 APPLICATION: The records reveal that the United States Government, through Ambassador Thomas C. Hubbard,
has stated that the United States government has fully committed to living up to the terms of the VFA. For as long
as the United States of America accepts or acknowledges the VFA as a treaty and binds itself further to comply
with its obligations under the treaty, there is indeed marked compliance with the mandate of the Constitution.

Additional Notes (Ratification and Pacta Sunt Servanda):


 Worth stressing too, is that the ratification, by the President, of the VFA and the concurrence of the Senate should
be taken as a clear and unequivocal expression of our nation’s consent to be bound by said treaty, with the
concomitant duty to uphold the obligations and responsibilities embodied thereunder.
 Ratification is generally held to be an executive act, undertaken by the head of the state or of the
government, as the case may be, through which the formal acceptance of the treaty is proclaimed. In
our jurisdiction, the power to ratify is vested in the President. With the ratification of the VFA, which is
equivalent to final acceptance, and with the exchange of notes between the Philippines and the United
States of America, it now becomes obligatory and incumbent on our part, under the principles of
international law, to be bound by the terms of the agreement.
 As a member of the family of nations, the Philippines agrees to be bound by generally accepted rules for
the conduct of its international relations. While the international obligation devolves upon the state, the
Philippines is nonetheless responsible for violations committed by any branch or subdivision of its
government or any official thereof. As an integral part of the community of nations, we are responsible
to assure that our government, Constitution and laws will carry out our international obligation.
 Beyond this, Article 13 of the Declaration of Rights and Duties of States adopted by the International Law
Commission in 1949 provides: “Every State has the duty to carry out in good faith its obligations arising
from treaties and other sources of international law, and it may not invoke provisions in its constitution
or its laws as an excuse for failure to perform this duty.” Equally important is Article 26 of the Convention

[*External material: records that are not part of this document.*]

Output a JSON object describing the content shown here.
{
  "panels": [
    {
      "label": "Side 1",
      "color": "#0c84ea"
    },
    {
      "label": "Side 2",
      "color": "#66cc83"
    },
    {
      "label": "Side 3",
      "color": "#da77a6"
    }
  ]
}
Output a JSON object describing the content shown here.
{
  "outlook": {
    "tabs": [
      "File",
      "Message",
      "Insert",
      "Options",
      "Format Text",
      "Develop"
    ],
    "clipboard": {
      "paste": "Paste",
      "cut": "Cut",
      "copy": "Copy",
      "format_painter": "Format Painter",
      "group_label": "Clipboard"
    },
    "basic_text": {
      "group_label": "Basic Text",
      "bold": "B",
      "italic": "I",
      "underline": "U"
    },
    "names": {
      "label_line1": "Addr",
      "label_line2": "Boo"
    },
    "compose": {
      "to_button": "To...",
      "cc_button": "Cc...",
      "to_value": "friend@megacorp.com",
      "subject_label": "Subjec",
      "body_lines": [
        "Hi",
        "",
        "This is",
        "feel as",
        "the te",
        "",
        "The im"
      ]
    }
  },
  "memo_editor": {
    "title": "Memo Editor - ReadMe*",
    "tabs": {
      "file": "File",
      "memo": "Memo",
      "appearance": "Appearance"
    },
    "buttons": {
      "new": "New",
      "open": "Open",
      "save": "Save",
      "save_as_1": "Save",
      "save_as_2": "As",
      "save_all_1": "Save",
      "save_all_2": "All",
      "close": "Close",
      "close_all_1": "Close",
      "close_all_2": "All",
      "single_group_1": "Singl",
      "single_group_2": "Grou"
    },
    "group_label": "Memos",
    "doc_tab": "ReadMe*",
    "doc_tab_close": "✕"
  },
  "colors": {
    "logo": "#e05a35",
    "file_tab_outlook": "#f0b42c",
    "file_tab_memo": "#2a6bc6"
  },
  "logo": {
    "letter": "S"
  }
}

which provides that “Every treaty in force is binding upon the parties to it and must be performed by
them in good faith.” This is known as the principle of pacta sunt servanda which preserves the sanctity
of treaties and have been one of the most fundamental principles of positive international law,
supported by the jurisprudence of international tribunals.